14. Federal language assistance standards must be set and compliance must be monitored.

The federal government must set minimum requirements for the means used to accommodate the language needs of voters. The federal government must establish proficiency standards for bilingual poll workers and translation services used at both registration and polling sites. In addition, quality assurance procedures must be put in place in states with large language minority populations to ensure that language-appropriate ballots, voting instructions, technical assistance materials, and complaint forms are readily available and free from translation errors or confusing language.

In addition to actually implementing language accommodations, states should be required to submit regular reports to the Justice Department on the provisions implemented, utilization rates of bilingual materials, and outcomes of their efforts, such as whether more language minority voters participated in the election or whether bilingual voter education services were effective.

15. Uniform standards for accessibility must be set and compliance must be monitored.

The federal government must develop uniform standards for disability access to improve enforcement of the existing laws. State election officials must be given the responsibility for ensuring that all polling places are accessible to voters with disabilities prior to the 2002 election. The federal government should allocate funds to states specifically to improve accessibility. Funding should be allocated for Braille ballots, TDD devices, wheelchair accessible voting booths, and to run pilot programs that use Internet voting programmed for use by disabled voters. States should also be required to work with the FEC to adopt what are currently voluntary standards for accessibility.

The federal government should also track the success of states in carrying out their mandated responsibilities. States should be required to report to the federal government, either through the FEC or a legislatively established panel, the provisions implemented and outcomes of their efforts.

16. Voting rights of former convicted felons must be restored.

Felons should have their voting rights restored. All states should follow the lead of the states with existing legislation to reinstate voting privileges to felons upon completion of their sentences and parole. Individuals on probation should also have the right to vote.

17. Requirements for public education must be established.
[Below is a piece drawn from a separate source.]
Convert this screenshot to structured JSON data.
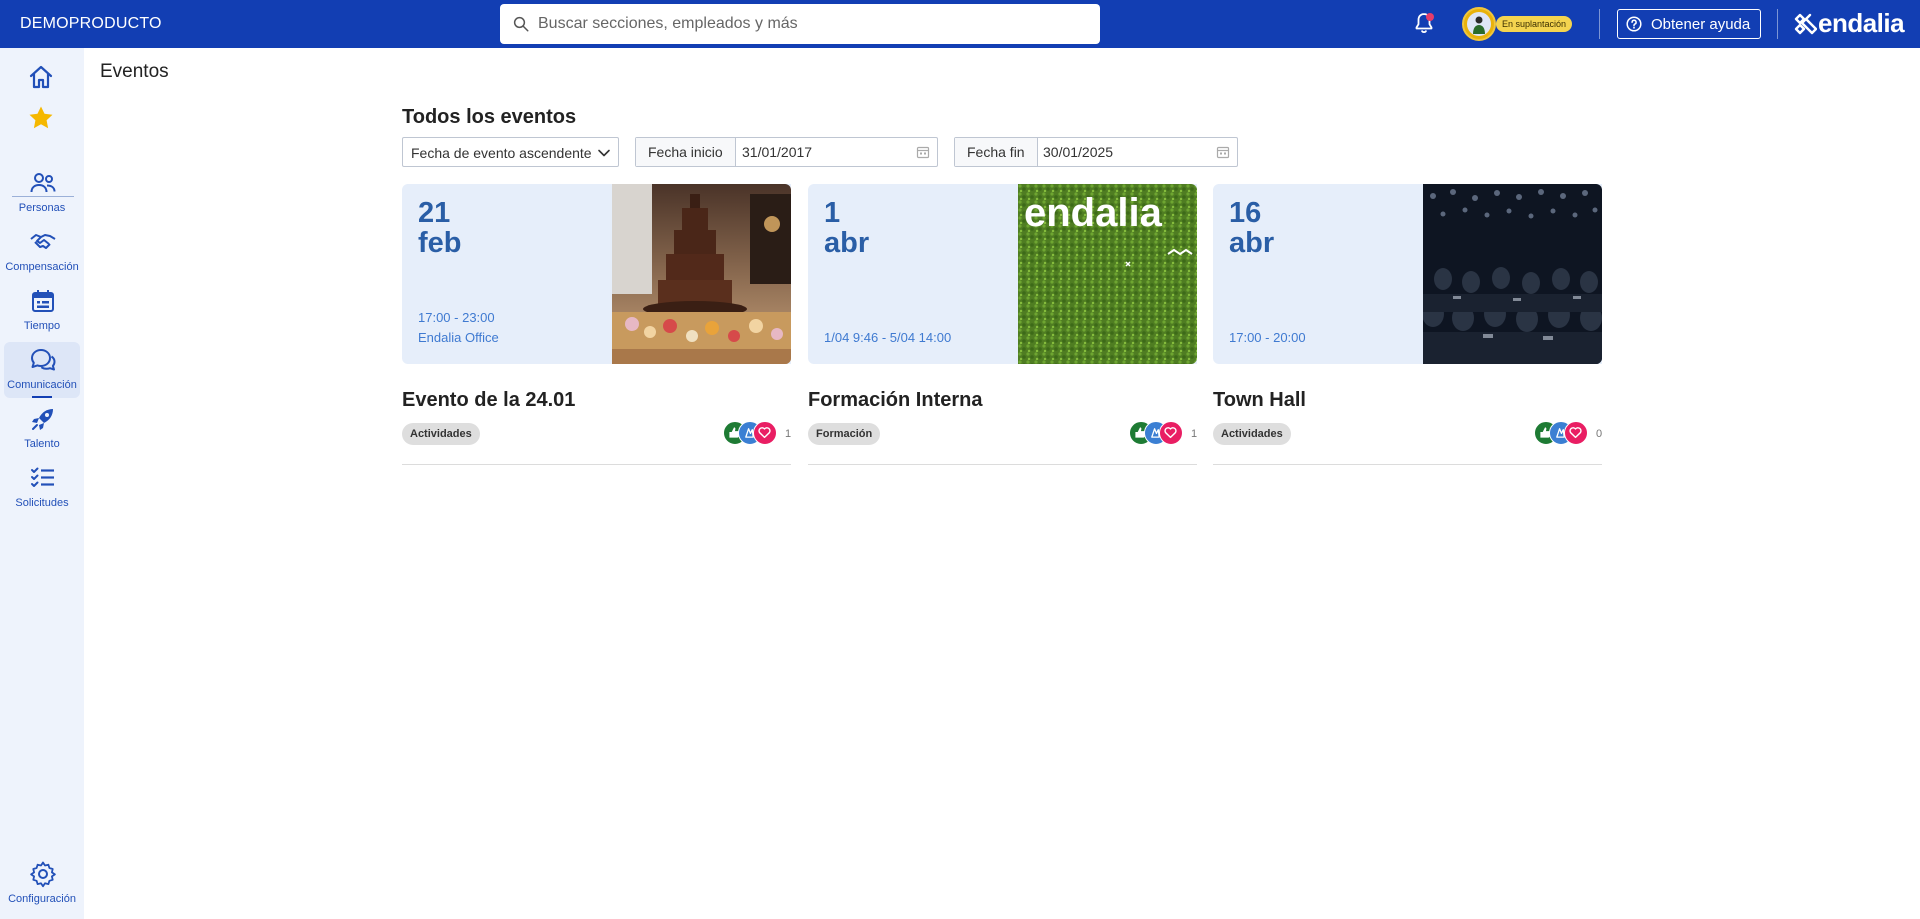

Congress should give the FEC the authority to develop, with input from the states, minimum standards for acceptable forms of voter education material, as well as the frequency with which such material should be disseminated to voters. The federal government should also establish minimum requirements for the production and distribution of material that informs voters of where and how to file complaints of voting rights violations and options that exist for the voter when his or her complaint is ignored.

Information on where one can find copies of voting laws in full should be included in material developed locally. Outreach at the local level should also include the circulation of sample ballots before an election and technology demonstrations at public forums. This latter recommendation would serve the dual purpose of enabling voters to familiarize themselves with the technology used in their jurisdiction, and allowing election officials to detect errors or common usage problems in advance.

18. Reform measures must assist new Americans in obtaining the right to vote.

Voter registration cards should be provided to individuals being sworn in as citizens to help new Americans become eligible to vote. The federal government, through immigration offices, should also provide assistance to individuals in filling out voter registration material. At a minimum, the Immigration and Naturalization Service (INS) should provide information on voting in the citizenship application packet. Additionally, INS, recognizing the importance of voting to the democratic process, should streamline and expedite naturalization so that new citizens may vote sooner.